There are numerous considerations in deciding if and how to raise regulatory obstacles as a defense to a hostile bid. Raising regulatory issues can sometimes be used as a delaying or negotiating tactic to seek an improved price, negotiate other favorable deal terms, or give the target more time to consider other alternatives. In that situation, the target needs to be careful in crafting its public statements questioning the ability to obtain regulatory approval because they may be difficult to take back. Moreover, once a proposed transaction draws regulatory scrutiny, the target can quickly lose control of the process by letting the regulatory cow out of the barn. After all, a target's board of directors might change its view of the hostile bid, such as in response to an increased price, and decide to accept the regulatory risk. But at that point, it may be quite difficult to convince regulators that the target's previously expressed concerns were misplaced.
Another reason for target companies to be vigilant in making public statements is because they could give rise to liability under federal securities laws. In an active hostile takeover attempt, the target company will have to communicate with its stockholders through securities law filings, including a proxy statement in connection with a contested stockholders meeting or a Schedule 14D-9 in response to the hostile bidder's tender offer. Stockholders will be focused on the board's assessment of regulatory risk.
Finally, a successful regulatory defense can end the hostile threat, but it can also place significant pressure on the target management and board of directors going forward. This is particularly the case if stockholders were skeptical of the target's proffered regulatory concerns, which skepticism may be deepened if stockholders do not believe the target meaningfully engaged with the hostile bidder to discuss regulatory risk. If the transaction fails, those stockholders may have heightened expectations for the target's management to perform well rather than accept the regulatory risk associated with a premium-to-market transaction.
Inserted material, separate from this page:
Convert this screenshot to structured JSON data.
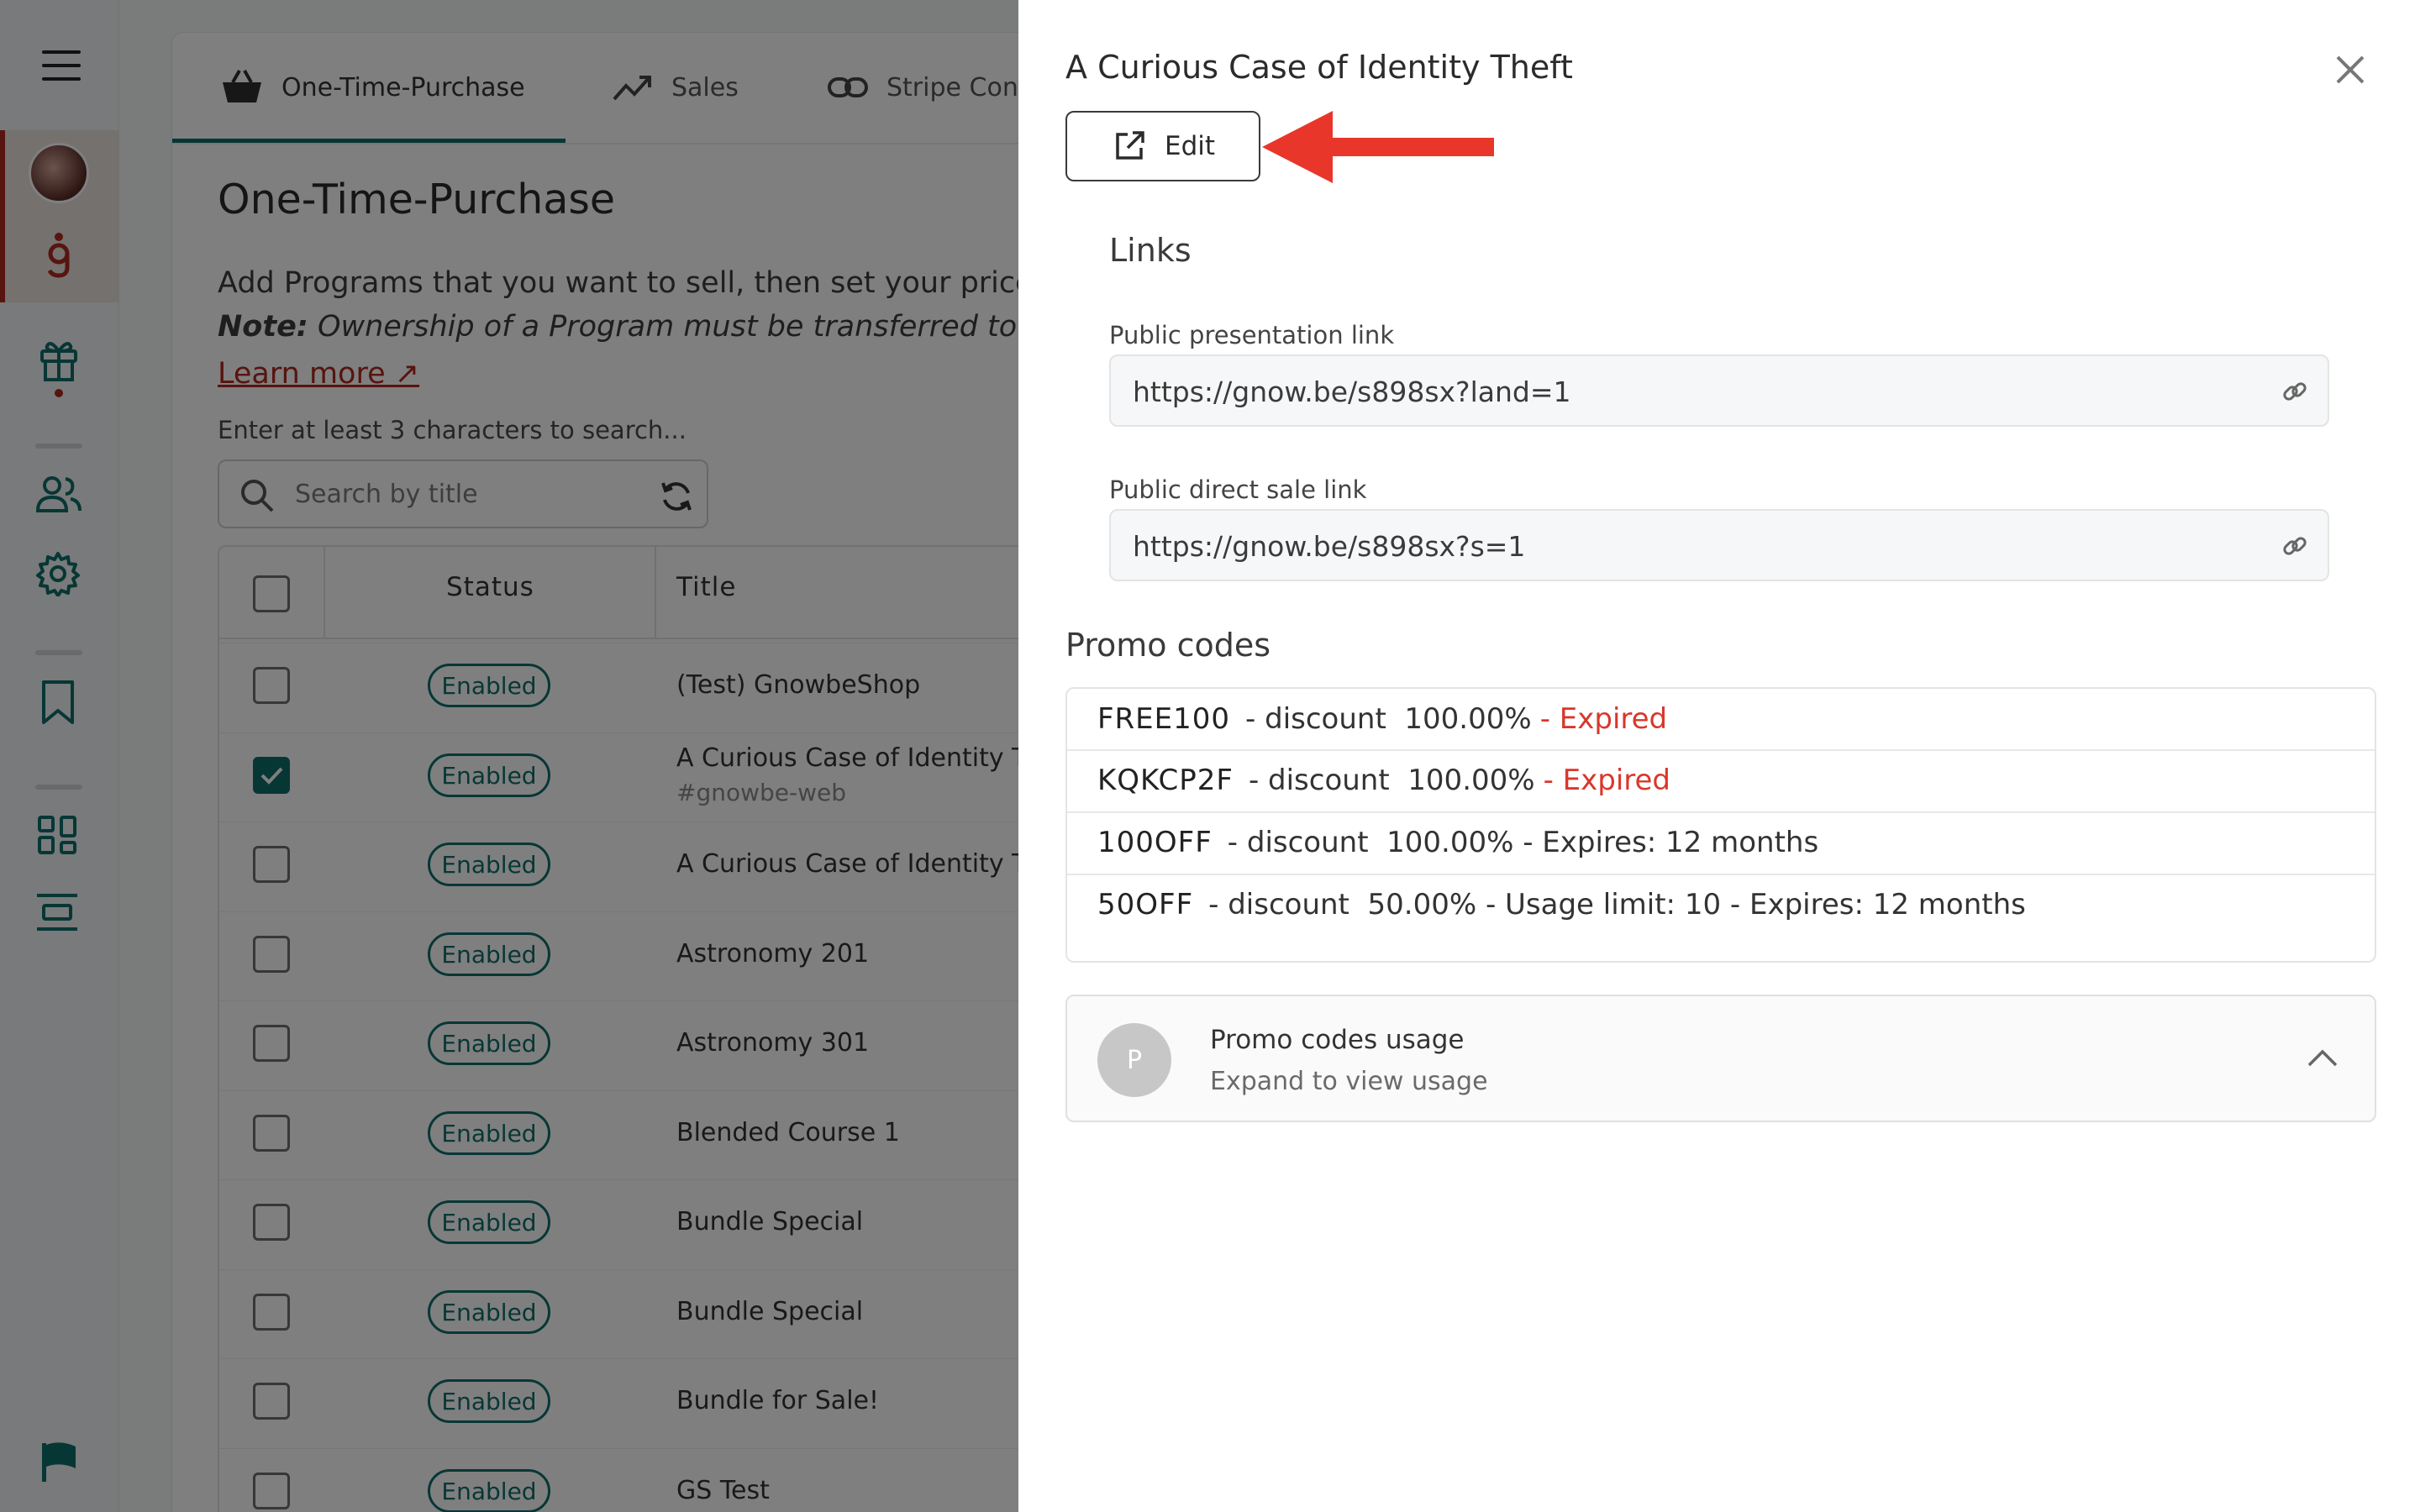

In light of the above, boards raising a regulatory defense need to be well informed on the merits of the defense, its implications for the target's negotiating strategy, and the potential consequences of the defense (e.g., drawing the regulators' interest that may be difficult to stop). In addition, given the very legal nature of a regulatory defense, the board should carefully document its reliance on legal counsel and other third-party advisors in articulating the threat and the company's response.8 Delaware's antitakeover jurisprudence was developed in the 1980s when boards were often composed of numerous insiders who might have been acting to protect their jobs. Although board composition has changed dramatically over the past thirty years, Delaware courts will still apply enhanced scrutiny to takeover defenses to make sure directors are acting loyally and not out of self-interest.